Trez was known to go out drinking with friends and regularly leave his keys locked inside the house, so he had installed a magnet inside the dog door for a magnetic key holder. Willy found it easily, opened the door and walked quietly inside. He shouted Trez’s name. No answer. He walked up the stairs and into both bedrooms before being satisfied that Trez was not home.
He backed his car up the steep driveway and stopped in front of the antique garage. The garage door was barely wide enough to accommodate today’s cars, so Willy knew that Trez had never used it. He found the key to the side door at the back on a nail beside the door. But it wasn’t needed. There was nothing but junk in the garage, so Trez never locked it. He had even joked that he wished someone would steal everything in it.
The stacks of boxes filled with used clothing and appliances that no longer worked were exactly what Willy needed. He could hide his boxes of treasure in plain sight with the other boxes. He stashed some in a refrigerator and more in an old washing machine. Neither Trez nor any visitor would even notice the added boxes of junk. He would, however, have to lock the door and take the key. He kept the jewels next to his belly. He could not bear to part with them. He drove two blocks in the dark before hitting his car lights.

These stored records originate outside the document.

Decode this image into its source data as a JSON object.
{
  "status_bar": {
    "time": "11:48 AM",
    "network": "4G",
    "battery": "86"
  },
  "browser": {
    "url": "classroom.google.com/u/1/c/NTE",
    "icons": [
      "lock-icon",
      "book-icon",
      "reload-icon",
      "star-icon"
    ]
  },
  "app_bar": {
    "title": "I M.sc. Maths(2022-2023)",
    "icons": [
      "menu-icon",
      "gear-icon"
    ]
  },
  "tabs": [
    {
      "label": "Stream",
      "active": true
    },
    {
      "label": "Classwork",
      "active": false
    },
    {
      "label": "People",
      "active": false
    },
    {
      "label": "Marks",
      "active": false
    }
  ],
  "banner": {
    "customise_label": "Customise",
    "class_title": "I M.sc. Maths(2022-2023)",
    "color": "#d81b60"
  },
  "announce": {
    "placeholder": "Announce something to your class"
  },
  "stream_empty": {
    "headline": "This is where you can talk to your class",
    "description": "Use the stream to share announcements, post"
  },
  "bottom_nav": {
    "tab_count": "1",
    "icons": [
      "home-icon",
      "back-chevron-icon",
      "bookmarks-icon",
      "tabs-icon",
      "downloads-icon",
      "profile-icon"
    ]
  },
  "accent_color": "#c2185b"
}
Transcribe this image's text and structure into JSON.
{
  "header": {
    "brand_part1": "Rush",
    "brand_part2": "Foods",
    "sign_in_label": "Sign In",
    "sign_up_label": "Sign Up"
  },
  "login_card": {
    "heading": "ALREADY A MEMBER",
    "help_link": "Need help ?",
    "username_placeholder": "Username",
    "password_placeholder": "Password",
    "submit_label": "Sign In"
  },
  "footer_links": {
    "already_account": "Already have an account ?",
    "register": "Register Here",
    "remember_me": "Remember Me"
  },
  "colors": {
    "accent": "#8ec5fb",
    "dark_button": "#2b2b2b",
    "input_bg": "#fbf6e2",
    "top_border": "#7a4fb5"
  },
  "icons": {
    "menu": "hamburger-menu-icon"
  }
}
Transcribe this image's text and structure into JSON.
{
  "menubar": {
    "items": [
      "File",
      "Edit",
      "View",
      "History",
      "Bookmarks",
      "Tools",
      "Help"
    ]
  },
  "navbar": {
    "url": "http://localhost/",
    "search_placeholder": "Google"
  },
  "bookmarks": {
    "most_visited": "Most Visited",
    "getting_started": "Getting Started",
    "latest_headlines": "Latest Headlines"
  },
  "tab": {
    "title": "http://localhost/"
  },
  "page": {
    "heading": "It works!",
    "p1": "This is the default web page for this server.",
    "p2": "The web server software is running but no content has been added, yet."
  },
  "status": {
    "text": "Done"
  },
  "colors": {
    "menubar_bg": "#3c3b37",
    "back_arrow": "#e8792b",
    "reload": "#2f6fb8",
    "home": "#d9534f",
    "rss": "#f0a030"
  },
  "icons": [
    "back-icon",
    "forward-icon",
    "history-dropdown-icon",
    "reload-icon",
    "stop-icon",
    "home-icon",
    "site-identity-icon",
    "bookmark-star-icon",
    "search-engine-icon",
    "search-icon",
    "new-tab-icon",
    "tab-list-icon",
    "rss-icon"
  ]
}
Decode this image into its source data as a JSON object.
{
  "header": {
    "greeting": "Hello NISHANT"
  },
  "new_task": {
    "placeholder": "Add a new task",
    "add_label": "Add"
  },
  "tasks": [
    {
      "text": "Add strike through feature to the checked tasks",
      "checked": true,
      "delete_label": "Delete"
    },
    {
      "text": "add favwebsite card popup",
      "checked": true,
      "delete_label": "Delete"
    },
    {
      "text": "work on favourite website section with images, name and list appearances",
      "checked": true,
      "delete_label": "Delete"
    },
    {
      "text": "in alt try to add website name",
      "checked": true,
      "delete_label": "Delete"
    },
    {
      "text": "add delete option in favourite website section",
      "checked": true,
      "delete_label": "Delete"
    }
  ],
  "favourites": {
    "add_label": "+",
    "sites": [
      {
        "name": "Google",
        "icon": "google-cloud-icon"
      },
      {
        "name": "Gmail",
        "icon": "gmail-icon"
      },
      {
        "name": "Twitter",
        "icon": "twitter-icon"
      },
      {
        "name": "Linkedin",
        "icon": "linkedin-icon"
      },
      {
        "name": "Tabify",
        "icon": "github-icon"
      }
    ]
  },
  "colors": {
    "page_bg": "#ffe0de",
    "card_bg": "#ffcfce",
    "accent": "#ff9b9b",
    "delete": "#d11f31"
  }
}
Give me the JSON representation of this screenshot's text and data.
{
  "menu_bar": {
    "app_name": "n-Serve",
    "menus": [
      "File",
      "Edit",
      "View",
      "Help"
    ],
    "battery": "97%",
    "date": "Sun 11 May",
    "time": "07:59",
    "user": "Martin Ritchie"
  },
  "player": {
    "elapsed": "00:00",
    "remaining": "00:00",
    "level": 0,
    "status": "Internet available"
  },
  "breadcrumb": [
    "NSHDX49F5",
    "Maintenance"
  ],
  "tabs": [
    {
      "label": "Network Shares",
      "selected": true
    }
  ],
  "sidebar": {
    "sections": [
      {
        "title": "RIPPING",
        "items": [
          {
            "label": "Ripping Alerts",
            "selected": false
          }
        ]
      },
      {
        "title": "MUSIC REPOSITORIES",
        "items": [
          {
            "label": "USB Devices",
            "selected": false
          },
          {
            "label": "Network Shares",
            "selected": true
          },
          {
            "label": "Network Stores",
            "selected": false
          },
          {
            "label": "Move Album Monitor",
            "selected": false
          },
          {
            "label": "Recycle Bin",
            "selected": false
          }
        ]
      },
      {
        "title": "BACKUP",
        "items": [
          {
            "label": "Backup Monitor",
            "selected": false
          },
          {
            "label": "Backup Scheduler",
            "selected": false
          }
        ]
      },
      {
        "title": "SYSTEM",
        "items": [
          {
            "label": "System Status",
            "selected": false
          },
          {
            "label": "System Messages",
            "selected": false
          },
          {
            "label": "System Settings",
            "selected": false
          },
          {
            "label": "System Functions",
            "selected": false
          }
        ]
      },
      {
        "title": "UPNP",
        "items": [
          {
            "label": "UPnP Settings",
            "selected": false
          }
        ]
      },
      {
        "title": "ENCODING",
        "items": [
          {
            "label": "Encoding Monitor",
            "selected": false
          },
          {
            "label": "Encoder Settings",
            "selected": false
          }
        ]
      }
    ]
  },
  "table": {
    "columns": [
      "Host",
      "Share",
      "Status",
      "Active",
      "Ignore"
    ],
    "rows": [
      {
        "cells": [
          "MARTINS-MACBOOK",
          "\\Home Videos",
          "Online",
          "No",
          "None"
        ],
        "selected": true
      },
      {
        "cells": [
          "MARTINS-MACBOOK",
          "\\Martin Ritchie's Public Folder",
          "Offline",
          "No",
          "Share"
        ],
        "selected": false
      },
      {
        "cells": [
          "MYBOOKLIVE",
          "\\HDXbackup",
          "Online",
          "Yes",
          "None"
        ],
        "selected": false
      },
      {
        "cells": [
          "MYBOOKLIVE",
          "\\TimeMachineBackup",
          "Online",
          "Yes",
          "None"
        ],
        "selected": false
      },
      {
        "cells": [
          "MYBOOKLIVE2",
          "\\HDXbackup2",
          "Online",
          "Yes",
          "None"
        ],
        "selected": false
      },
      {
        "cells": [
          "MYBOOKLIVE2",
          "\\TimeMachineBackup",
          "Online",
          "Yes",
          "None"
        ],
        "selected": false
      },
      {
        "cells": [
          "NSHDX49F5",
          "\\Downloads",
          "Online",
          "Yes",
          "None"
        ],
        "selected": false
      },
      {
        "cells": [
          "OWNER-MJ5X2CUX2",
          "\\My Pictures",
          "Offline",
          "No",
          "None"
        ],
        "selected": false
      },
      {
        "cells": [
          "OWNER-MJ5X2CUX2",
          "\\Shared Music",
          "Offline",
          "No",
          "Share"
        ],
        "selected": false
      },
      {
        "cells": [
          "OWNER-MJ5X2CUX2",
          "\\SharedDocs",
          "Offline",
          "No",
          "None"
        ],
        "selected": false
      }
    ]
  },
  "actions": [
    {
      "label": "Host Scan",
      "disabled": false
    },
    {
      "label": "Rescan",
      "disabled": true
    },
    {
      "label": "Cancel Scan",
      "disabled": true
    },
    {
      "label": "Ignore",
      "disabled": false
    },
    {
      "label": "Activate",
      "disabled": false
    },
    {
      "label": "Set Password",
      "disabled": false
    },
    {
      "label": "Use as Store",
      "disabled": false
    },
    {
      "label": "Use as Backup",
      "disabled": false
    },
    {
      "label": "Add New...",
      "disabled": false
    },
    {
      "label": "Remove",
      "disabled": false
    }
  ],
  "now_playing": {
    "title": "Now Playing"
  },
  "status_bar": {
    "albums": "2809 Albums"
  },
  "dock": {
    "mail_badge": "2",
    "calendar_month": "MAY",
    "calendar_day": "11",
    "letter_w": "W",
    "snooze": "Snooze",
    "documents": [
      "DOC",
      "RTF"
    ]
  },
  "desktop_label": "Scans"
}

Willy stopped his car and watched a Mexican urinate on one of his majestic oaks and others meander around his lot as if they owned it. He pulled his .410 shotgun from the gun rack behind him and fired a warning shot. They scattered, flinging Spanish curses in his direction.
Colleen was on him like a hawk on a field mouse when he walked in the door. Both kids were screaming their lungs out before she finally stopped her tirade. Willy usually fought back with more vigor than Colleen could muster, but he sat quietly, fingering the sack against his belly while she screamed. When she and the kids finally went to bed, he started his second poem.
With my eyes still burning from the fire and smoke
With my wife screaming till her I could choke
How loving a woman could be such a curse
And having two children making things worse
Willy stashed his sack of jewels in a pair of boots he never wore, turned out the lights, and went to bed.
Chapters of the serial are published on Friday.
You can learn more about Borrowed to the Bone and other titles by Jim H. Ainsworth on his Amazon Author Page.